MacArthur: I’m not quite sure I can answer the underlying question about ‘respect’ – but the way photography is looked at and gauged is always evolving. From the pinup shots in the 40s to the 60s and 70s wacky color schemes to todays use of color and depth and strange locations (i.e. UrbEx), it’s an ever changing ‘photographer’s eye’ that is always being challenged. Most of the people who grew up in the 50s are not going to like pictures of skater girls doing jumps near graffiti strewn benches; but a good portion of today’s society would. Respect, or maybe admiration is a better term, is given by those who are going to associate more closely with the art they are shown.
Internet Hollywood: Who are some of your favorite models to work with, and who are some of the models you would like to work with?
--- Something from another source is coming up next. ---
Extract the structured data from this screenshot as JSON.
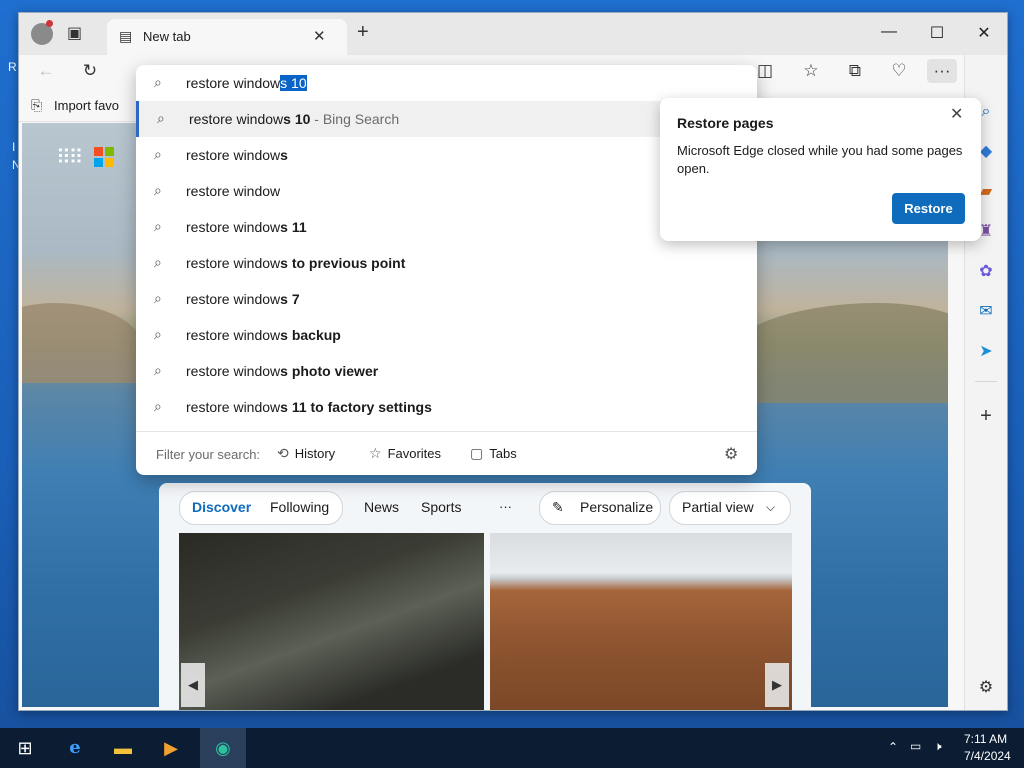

MacArthur: I’m not quite sure I can answer the underlying question about ‘respect’ – but the way photography is looked at and gauged is always evolving. From the pinup shots in the 40s to the 60s and 70s wacky color schemes to todays use of color and depth and strange locations (i.e. UrbEx), it’s an ever changing ‘photographer’s eye’ that is always being challenged. Most of the people who grew up in the 50s are not going to like pictures of skater girls doing jumps near graffiti strewn benches; but a good portion of today’s society would. Respect, or maybe admiration is a better term, is given by those who are going to associate more closely with the art they are shown. Who are some of your favorite models to work with? And who are some that you wold like to work with? I’ve been fortunate to work with great models right from the beginning. One of my first shoots was with Rhea Rayne and Isabel Vinson who were great; Jason Gabriel is smoking hot and funny as can be; Dani Elise has such beautiful classic features that you just cannot get a bad image of her; and I’ve had the distinct please of working with the “H’s” (Hayley Grant and Haley Moss). Hayley has been the person that I shot with most this past year (somewhere in the neighborhood of 10,000 images form a dozen shoots, and each time it’s a 8-12 hour session), and I do shoot with her that much because she is amazing – beautiful, organized, and always emotional. And Haley is plan crazy (sorry Haley! ) in the energy that she brings to a shoot. For the future, I’ve been trying to get with Lone Vixen – we’ve missed each other twice now; Cassie Ramos who lives close is another I’d really love to shoot with; and, my fantasy shot, is with Lizzy DunRaven (which is in the works right now).
Internet Hollywood: If a person is interested in doing photography is on a fixed budget what do you recommend they buy?
MacArthur: My advice would depend upon what level of experience they are at right now. Let’s say it is a new person – just thinking about becoming a photographer and making it a career – no experience – and no training. I would recommend something semi-professional for them – that has enough power they can grow with it, but enough ‘hand holding’ features so they can just place it in a mode and get used to what the camera will do. On the other hand, if the person is just a hobbyist, and just wants to take pictures of the grandkids now and then, I may push them to a point-and-shoot for their ease.
Internet Hollywood: What are some things you have in store that you could look out for in the future?
MacArthur: I have a shoot series that I just did last Sunday with Hayley Grant. It involves white and pink paint, the ocean, and lots of bare skin! I’m still sorting through the 1500 images, but i think the series will definitely gain attention.